Making a reusable bread bag out of cloth is another way to cut down on the use of plastic. The concept of storing bread in a fabric bag is not new; people have known about this all-natural method of bread storage for a very long time.
In addition to being breathable and moisture-wicking, linen is also sanitizing. Bread that is kept in linen bags is kept fresher longer and doesn’t dry out. Additionally, making a bread bag is incredibly easy. Many quick and simple DIY projects can be found online. The only thing you should decide on is the size of it.
Make Decorative Gift Paper
How much money do we spend each year on boring, low-quality gift-wrapping paper? Considering all of this, why not give some old linen fabric a second chance by turning it into decorative wrapping paper? Damaged linens might make the ideal source of material for some distinctively decorative wrapping paper. Better yet, the more unusual the pattern and colors!
You can always use vibrant dyes, paints, and different embroidery to decorate them however you like if you have plain fabric that is too dull to wrap a gift. Such fabric wrap that resembles antiques is not only real but also environmentally friendly. One way to use fewer plastics each day is to switch from your usual plastic wrapping paper to linen. Additionally, this retro DIY gift wrapping is essentially cost-free!

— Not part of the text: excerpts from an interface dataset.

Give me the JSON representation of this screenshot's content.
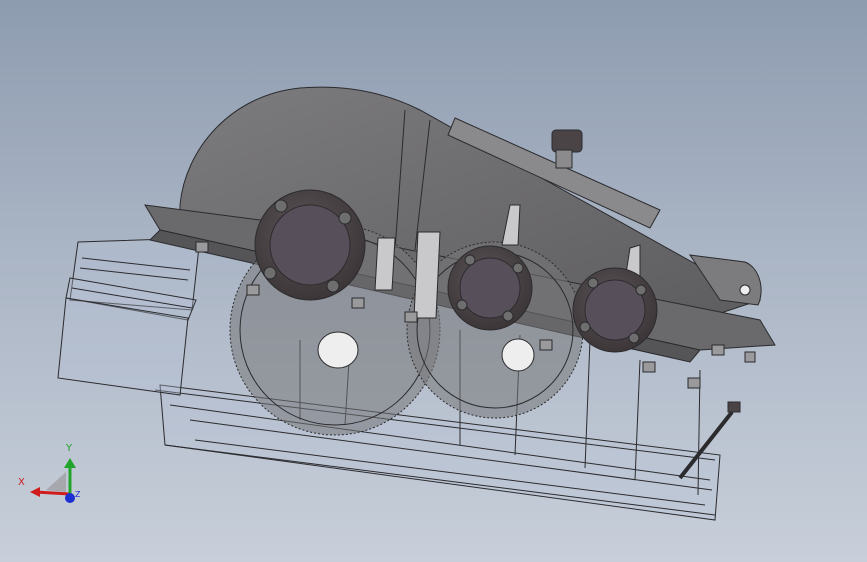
{
  "viewport": {
    "background_top": "#8e9cb0",
    "background_bottom": "#c8cfda",
    "model": {
      "housing_color": "#6f6f70",
      "housing_dark": "#4f4f52",
      "flange_color": "#5b5557",
      "edge_color": "#2b2b2e",
      "glass_color": "#b8c3d6"
    }
  },
  "triad": {
    "x_label": "X",
    "y_label": "Y",
    "z_label": "Z",
    "x_color": "#d01c1c",
    "y_color": "#22a32a",
    "z_color": "#1c2fd0"
  }
}
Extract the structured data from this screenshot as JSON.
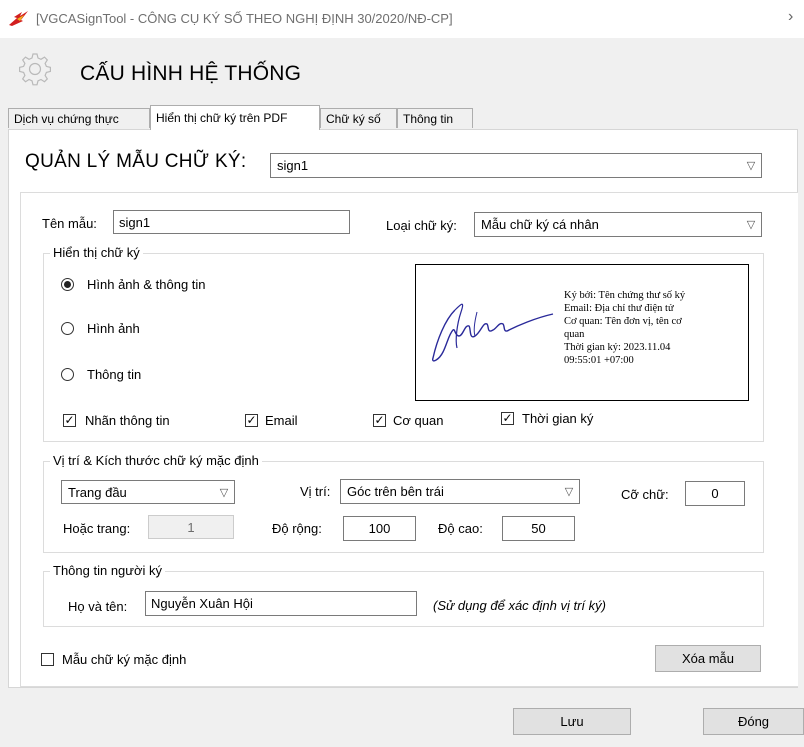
{
  "window": {
    "title": "[VGCASignTool - CÔNG CỤ KÝ SỐ THEO NGHỊ ĐỊNH 30/2020/NĐ-CP]"
  },
  "header": {
    "title": "CẤU HÌNH HỆ THỐNG",
    "icon": "gear-icon"
  },
  "tabs": [
    {
      "label": "Dịch vụ chứng thực",
      "active": false
    },
    {
      "label": "Hiển thị chữ ký trên PDF",
      "active": true
    },
    {
      "label": "Chữ ký số",
      "active": false
    },
    {
      "label": "Thông tin",
      "active": false
    }
  ],
  "manager": {
    "label": "QUẢN LÝ MẪU CHỮ KÝ:",
    "selected": "sign1"
  },
  "template": {
    "name_label": "Tên mẫu:",
    "name_value": "sign1",
    "type_label": "Loại chữ ký:",
    "type_value": "Mẫu chữ ký cá nhân"
  },
  "display": {
    "legend": "Hiển thị chữ ký",
    "options": [
      {
        "label": "Hình ảnh & thông tin",
        "selected": true
      },
      {
        "label": "Hình ảnh",
        "selected": false
      },
      {
        "label": "Thông tin",
        "selected": false
      }
    ],
    "checks": [
      {
        "label": "Nhãn thông tin",
        "checked": true
      },
      {
        "label": "Email",
        "checked": true
      },
      {
        "label": "Cơ quan",
        "checked": true
      },
      {
        "label": "Thời gian ký",
        "checked": true
      }
    ],
    "preview": {
      "line1": "Ký bởi: Tên chứng thư số ký",
      "line2": "Email: Địa chỉ thư điện tử",
      "line3": "Cơ quan: Tên đơn vị, tên cơ",
      "line4": "quan",
      "line5": "Thời gian ký: 2023.11.04",
      "line6": "09:55:01 +07:00"
    }
  },
  "position": {
    "legend": "Vị trí  & Kích thước chữ ký mặc định",
    "page_value": "Trang đầu",
    "or_page_label": "Hoặc trang:",
    "or_page_value": "1",
    "pos_label": "Vị trí:",
    "pos_value": "Góc trên bên trái",
    "fontsize_label": "Cỡ chữ:",
    "fontsize_value": "0",
    "width_label": "Độ rộng:",
    "width_value": "100",
    "height_label": "Độ cao:",
    "height_value": "50"
  },
  "signer": {
    "legend": "Thông tin người ký",
    "name_label": "Họ và tên:",
    "name_value": "Nguyễn Xuân Hội",
    "hint": "(Sử dụng để xác định vị trí ký)"
  },
  "default_template": {
    "label": "Mẫu chữ ký mặc định",
    "checked": false
  },
  "buttons": {
    "delete": "Xóa mẫu",
    "save": "Lưu",
    "close": "Đóng"
  }
}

Craft Yourself Some Nice Bed Pillow Shams
Craft a cover for your pillow from some antique grandma’s tablecloth – a free, sustainable, and chic decor element! To determine the appropriate size of inserts to sew, measure the size of your pillow. A cute option for decorating pillowcases is to use embroidered linen shams with names or significant dates for your family.
Fashion a Cross-Back Apron
In the kitchen, everyone needs an extra apron, and a tablecloth’s material is a perfect match for the space. There is no tying required and no need to worry about straps getting tangled up in the wash with a cross-back apron because it has attached straps that cross the back. Simply toss it over your head, adjust, and cook. Use an existing apron as a template (remember to include a seam allowance) and cotton webbing or grosgrain ribbon for the straps.
You can make a waterproof picnic blanket out of a vinyl tablecloth with a flannel backing. You can upcycle other large pieces of fabric like an old sheet, curtain, or cotton tablecloth for the top side of the blanket.
- On a table or the floor, place the tablecloth with the vinyl side facing up.
- In order to avoid wrinkles, place the sheet on top of the tablecloth.
- To match the tablecloth’s size, cut the sheet to that measurement.
- The tablecloth and sheet should be pinned right sides together, leaving a 6- to 8-inch opening on one side.
- Aside from the opening you left, sew all the way around the tablecloth.
- Through the opening, turn the tablecloth and sheet right side out. (For the corners to turn completely, you might need a pencil.
- Close the opening by hand-stitching.
- To ensure that the seams will lay flat, use an iron to press the edges.
Final Words: Reuse Your Old Linen Tablecloths
An old linen tablecloth is a treasure trove for those who are waiting for some creativity, a pair of scissors, and a few stitches, especially considering that fabric can cost $10 to $15 or more per yard.
These creative uses for old linens are merely the summit of Mount Everest. Forgotten linens or towels can be transformed into contemporary decor items, such as an embroidered pillow sham for your bed, a hand or tea towel, a decorative napkin, gift wrap, a reusable bag, or a sustainable bag for your food products.
Is There a Market for Old Tablecloths?
You might also try consignment shops. Large lots of old tablecloths may occasionally be purchased for resale by antique dealers or online merchants. If you’d prefer to simply donate your tablecloths, collectors love to find them at secondhand shops.
Are Old Tablecloths Worth Anything?
Old linens can range in value from under five dollars to hundreds of dollars. If you’re just getting started, they may be a relatively inexpensive item to collect, but you can also spend money on exclusive items to build a premium collection.